- WHAT THIS TASK INVOLVES
Where in the data below does the word "vase" appear? Copy each line that holds it.

[Data entries]
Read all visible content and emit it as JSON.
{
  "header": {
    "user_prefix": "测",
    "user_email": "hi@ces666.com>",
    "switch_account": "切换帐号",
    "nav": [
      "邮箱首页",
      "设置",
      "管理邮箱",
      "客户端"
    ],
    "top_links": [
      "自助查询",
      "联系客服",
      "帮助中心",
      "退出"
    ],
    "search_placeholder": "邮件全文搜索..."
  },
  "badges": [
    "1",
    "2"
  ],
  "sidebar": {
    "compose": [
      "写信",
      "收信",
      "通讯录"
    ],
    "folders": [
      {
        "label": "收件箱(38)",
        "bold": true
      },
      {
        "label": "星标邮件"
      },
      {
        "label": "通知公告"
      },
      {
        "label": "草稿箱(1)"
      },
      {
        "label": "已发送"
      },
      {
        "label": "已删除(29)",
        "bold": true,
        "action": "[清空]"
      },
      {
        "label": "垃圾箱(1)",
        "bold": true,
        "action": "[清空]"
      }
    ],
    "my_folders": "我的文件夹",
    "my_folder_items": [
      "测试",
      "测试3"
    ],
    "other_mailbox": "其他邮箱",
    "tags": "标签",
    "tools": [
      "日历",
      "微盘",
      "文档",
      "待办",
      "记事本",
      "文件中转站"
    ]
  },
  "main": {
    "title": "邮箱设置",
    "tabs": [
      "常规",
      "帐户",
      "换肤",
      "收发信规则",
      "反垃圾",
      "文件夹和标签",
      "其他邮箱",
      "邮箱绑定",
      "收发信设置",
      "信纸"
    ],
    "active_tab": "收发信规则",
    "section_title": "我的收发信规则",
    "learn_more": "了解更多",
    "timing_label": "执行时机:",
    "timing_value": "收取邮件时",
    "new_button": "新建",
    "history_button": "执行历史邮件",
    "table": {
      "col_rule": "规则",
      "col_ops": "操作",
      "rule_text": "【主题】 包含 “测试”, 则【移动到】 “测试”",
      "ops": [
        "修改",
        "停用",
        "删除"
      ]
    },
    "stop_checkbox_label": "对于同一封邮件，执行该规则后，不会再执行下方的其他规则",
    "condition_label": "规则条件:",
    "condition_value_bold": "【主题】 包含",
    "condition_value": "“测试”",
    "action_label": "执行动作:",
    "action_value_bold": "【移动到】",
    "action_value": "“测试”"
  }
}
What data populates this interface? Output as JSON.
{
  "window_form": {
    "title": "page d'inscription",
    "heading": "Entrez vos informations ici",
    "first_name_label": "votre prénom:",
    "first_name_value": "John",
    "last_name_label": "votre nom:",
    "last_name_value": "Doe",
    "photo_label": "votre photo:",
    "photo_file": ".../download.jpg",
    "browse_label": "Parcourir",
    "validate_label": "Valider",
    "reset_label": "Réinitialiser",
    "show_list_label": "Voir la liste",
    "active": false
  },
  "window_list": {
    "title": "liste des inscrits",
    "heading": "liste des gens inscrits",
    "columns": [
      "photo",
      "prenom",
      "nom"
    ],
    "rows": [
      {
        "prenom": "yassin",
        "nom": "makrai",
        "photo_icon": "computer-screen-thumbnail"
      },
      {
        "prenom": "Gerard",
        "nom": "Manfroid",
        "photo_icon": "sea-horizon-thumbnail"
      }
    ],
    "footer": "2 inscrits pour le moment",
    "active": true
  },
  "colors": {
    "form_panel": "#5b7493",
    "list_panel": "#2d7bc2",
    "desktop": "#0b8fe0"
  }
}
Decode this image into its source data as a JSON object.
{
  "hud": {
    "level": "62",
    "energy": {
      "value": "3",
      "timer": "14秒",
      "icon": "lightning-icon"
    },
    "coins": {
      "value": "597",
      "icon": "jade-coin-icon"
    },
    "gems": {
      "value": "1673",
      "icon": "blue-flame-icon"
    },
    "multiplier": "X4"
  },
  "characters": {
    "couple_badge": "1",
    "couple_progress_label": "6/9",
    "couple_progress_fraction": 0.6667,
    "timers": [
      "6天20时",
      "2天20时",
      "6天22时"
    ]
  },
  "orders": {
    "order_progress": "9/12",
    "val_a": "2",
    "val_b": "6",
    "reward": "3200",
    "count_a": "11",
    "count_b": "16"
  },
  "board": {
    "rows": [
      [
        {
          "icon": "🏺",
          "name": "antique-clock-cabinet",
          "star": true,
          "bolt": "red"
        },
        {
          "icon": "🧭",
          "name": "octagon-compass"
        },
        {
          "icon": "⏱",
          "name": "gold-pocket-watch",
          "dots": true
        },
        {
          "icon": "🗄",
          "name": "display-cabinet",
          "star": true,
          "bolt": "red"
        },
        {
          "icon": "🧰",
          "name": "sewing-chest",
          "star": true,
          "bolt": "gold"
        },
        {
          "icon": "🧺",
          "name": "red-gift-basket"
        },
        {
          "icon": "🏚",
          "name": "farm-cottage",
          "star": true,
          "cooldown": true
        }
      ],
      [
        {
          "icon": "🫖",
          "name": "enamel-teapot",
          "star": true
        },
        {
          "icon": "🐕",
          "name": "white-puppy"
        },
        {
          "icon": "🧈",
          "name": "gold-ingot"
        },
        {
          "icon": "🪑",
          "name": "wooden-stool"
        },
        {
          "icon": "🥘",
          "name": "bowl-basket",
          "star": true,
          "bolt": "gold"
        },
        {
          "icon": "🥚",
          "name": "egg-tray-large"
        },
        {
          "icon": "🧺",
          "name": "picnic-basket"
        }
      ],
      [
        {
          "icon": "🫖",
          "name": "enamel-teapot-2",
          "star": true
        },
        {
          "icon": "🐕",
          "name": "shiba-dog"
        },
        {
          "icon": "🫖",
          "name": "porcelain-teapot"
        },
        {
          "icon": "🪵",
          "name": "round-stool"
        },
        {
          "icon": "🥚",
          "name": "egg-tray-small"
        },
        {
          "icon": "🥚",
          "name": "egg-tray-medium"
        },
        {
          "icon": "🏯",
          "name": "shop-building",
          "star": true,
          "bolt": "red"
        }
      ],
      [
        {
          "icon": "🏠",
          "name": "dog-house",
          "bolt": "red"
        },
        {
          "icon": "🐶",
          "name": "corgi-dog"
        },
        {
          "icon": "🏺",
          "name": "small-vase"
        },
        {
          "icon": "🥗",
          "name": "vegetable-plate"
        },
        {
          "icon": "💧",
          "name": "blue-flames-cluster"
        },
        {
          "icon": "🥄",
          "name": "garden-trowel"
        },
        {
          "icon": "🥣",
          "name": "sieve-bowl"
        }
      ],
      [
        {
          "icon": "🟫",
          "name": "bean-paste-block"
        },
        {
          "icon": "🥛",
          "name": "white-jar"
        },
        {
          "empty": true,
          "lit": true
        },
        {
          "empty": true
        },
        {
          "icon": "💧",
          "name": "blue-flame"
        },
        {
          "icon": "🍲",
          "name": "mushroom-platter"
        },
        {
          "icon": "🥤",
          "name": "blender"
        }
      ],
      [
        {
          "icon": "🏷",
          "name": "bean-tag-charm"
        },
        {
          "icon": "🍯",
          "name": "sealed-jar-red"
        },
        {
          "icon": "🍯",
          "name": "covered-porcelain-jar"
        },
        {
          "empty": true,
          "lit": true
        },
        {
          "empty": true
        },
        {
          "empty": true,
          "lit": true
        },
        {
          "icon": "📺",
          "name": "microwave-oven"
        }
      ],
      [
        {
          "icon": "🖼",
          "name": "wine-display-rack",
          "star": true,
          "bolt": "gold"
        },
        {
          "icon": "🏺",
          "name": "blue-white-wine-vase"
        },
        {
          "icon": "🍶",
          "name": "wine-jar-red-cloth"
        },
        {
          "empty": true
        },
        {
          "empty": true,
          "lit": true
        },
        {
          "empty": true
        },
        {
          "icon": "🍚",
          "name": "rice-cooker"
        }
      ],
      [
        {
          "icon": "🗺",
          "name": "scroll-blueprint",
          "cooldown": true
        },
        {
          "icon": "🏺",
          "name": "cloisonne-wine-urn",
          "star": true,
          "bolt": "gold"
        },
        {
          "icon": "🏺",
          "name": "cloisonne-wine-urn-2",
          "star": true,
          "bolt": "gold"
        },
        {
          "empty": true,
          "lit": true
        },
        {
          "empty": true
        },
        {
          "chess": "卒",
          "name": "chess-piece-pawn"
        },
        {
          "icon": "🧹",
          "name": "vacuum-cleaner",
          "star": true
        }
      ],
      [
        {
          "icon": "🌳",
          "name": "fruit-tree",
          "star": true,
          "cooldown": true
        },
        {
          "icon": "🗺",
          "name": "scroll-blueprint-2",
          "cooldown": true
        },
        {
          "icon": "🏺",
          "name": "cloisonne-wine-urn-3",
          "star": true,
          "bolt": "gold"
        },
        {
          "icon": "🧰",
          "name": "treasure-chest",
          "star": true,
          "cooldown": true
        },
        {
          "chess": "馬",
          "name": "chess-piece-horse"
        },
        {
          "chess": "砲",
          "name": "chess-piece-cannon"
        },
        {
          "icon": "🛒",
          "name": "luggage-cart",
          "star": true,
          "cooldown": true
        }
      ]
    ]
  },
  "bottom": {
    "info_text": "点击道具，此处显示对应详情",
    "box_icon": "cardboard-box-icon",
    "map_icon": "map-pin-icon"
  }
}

- EXERCISE SOLUTION
          "name": "small-vase"
          "name": "blue-white-wine-vase"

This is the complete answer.